> _REQUIRED ACTION_: Whenever a line of the data below holds the string "Show", copy that line.

Dataset records
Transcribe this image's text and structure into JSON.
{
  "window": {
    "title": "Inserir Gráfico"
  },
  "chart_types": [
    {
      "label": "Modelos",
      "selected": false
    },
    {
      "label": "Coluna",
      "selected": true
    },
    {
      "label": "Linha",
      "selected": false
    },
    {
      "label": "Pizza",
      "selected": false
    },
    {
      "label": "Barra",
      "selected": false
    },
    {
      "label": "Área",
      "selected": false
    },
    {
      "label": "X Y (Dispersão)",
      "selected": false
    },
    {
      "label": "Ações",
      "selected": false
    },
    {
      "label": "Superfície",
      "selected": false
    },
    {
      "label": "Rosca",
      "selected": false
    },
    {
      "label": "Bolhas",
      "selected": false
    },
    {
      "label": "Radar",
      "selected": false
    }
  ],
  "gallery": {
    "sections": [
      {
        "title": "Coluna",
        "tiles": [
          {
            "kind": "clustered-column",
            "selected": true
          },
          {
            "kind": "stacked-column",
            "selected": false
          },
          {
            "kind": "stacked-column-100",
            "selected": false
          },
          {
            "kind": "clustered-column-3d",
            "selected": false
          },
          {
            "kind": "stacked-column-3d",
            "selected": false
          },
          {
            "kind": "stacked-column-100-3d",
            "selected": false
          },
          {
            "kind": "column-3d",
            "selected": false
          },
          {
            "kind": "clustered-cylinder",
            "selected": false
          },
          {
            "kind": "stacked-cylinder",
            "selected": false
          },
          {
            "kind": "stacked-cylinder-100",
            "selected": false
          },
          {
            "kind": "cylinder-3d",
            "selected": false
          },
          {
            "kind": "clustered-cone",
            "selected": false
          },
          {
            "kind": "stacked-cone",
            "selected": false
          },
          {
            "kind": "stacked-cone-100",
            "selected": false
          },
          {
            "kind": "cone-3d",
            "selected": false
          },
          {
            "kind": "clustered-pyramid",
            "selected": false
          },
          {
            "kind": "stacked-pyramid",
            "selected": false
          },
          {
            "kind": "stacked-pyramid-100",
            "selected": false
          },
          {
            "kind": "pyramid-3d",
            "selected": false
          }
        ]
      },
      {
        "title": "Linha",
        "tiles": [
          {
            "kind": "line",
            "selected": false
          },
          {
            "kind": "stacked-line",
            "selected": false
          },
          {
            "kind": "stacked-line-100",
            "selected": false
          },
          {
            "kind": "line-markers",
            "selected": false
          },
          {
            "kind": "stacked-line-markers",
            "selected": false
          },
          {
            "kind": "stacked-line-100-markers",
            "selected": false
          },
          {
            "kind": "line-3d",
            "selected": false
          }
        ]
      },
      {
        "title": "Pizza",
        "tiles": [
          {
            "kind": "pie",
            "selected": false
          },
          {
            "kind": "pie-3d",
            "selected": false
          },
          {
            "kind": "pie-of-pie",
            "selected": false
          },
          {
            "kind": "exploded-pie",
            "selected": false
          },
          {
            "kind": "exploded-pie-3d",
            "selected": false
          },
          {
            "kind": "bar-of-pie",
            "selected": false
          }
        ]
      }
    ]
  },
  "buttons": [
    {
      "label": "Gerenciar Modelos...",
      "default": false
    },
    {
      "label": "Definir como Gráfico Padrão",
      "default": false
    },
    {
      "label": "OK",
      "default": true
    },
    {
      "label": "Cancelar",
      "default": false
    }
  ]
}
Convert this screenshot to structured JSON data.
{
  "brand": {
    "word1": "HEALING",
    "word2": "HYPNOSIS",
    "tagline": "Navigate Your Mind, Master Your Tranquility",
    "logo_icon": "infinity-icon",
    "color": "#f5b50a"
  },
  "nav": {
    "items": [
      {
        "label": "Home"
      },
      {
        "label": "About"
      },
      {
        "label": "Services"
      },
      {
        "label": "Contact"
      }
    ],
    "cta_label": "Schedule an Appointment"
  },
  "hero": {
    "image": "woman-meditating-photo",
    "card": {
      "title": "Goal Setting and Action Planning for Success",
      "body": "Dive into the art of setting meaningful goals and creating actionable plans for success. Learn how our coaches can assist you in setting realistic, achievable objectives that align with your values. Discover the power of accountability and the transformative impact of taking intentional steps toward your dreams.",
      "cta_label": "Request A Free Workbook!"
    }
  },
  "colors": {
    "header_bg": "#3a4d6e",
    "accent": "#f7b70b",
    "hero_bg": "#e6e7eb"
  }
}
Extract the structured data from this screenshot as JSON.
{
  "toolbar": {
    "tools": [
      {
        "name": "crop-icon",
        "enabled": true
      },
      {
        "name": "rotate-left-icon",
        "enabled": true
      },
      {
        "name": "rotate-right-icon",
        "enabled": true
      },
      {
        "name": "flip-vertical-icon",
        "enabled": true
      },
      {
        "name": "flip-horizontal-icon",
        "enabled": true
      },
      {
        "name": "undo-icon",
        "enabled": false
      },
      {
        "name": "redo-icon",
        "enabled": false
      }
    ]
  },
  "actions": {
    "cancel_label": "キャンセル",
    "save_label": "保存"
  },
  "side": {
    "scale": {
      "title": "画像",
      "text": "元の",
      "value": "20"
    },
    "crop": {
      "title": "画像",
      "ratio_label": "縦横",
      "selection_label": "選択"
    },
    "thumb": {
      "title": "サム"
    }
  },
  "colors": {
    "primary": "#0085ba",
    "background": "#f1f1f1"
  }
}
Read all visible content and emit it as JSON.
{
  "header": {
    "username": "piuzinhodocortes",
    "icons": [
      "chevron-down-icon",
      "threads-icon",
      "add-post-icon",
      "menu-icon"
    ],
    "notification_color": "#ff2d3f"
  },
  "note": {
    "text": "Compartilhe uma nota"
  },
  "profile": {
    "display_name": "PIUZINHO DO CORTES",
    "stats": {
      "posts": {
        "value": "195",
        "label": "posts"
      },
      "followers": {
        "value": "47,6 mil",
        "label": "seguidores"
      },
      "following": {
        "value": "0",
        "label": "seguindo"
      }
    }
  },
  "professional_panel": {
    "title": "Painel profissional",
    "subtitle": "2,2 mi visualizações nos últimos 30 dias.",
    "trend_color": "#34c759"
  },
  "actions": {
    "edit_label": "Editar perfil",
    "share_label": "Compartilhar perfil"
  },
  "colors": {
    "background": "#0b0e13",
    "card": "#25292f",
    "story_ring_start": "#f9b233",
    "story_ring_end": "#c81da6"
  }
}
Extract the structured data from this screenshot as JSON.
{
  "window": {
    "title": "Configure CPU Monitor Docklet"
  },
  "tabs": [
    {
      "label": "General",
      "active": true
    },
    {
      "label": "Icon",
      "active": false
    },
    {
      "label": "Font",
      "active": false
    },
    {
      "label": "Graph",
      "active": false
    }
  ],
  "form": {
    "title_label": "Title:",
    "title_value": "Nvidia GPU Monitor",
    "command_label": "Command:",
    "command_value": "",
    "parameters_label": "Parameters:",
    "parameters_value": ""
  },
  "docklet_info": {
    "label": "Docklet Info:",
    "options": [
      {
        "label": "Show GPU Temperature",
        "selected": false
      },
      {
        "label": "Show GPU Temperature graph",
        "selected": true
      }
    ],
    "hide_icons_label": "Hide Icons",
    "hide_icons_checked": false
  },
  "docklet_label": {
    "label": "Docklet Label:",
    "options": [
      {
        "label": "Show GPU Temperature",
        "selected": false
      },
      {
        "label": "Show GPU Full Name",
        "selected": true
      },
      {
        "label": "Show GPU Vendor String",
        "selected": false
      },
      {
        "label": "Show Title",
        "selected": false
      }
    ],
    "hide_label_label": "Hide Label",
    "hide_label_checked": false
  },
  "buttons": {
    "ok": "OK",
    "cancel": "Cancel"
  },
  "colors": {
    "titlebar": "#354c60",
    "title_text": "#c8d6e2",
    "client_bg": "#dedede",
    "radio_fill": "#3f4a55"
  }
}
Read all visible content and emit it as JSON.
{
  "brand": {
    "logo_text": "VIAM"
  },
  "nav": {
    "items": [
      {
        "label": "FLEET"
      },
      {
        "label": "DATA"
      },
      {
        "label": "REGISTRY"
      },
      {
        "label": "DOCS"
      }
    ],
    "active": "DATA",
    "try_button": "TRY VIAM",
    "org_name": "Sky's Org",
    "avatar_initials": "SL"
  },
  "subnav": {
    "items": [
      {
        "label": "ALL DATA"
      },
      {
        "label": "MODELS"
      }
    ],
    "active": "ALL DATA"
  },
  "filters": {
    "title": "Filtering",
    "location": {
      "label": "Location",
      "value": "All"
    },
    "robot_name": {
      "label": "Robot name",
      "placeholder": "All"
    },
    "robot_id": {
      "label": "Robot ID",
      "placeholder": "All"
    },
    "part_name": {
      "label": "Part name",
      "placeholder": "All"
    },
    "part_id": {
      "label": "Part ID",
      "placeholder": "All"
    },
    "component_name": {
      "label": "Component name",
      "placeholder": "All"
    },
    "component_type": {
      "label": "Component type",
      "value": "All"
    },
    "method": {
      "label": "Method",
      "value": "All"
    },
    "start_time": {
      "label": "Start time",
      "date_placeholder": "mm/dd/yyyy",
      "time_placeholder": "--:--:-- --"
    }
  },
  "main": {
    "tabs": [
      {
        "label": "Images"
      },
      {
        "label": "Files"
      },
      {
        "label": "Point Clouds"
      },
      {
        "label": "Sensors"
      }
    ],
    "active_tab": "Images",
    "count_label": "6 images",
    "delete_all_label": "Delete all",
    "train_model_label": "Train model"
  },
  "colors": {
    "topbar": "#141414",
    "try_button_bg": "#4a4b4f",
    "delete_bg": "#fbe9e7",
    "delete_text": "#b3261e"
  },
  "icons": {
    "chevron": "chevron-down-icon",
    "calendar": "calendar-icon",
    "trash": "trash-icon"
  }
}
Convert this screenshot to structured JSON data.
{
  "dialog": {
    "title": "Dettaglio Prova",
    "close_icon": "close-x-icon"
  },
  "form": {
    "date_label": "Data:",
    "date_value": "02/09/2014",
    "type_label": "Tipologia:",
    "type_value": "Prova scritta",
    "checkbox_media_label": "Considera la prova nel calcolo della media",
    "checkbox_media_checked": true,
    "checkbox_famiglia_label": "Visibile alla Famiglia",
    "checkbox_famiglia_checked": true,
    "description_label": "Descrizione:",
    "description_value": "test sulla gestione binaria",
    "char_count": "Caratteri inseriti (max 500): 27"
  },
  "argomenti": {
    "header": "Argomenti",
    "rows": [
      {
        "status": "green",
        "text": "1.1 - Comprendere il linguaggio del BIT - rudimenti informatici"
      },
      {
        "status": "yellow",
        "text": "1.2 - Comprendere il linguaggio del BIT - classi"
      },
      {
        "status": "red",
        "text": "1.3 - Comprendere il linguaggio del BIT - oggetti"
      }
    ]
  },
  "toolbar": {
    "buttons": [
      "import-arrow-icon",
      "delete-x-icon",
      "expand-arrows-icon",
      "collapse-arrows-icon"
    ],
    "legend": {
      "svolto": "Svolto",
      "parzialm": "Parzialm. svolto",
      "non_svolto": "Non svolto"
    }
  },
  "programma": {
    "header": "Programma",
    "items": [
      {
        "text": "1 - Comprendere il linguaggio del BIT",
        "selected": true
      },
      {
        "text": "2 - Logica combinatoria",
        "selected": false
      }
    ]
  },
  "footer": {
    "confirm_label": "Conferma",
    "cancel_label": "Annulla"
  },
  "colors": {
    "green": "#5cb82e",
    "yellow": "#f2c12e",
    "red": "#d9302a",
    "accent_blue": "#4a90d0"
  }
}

> _EXERCISE ANSWER_:
        "label": "Show GPU Temperature",
        "label": "Show GPU Temperature graph",
        "label": "Show GPU Temperature",
        "label": "Show GPU Full Name",
        "label": "Show GPU Vendor String",
        "label": "Show Title",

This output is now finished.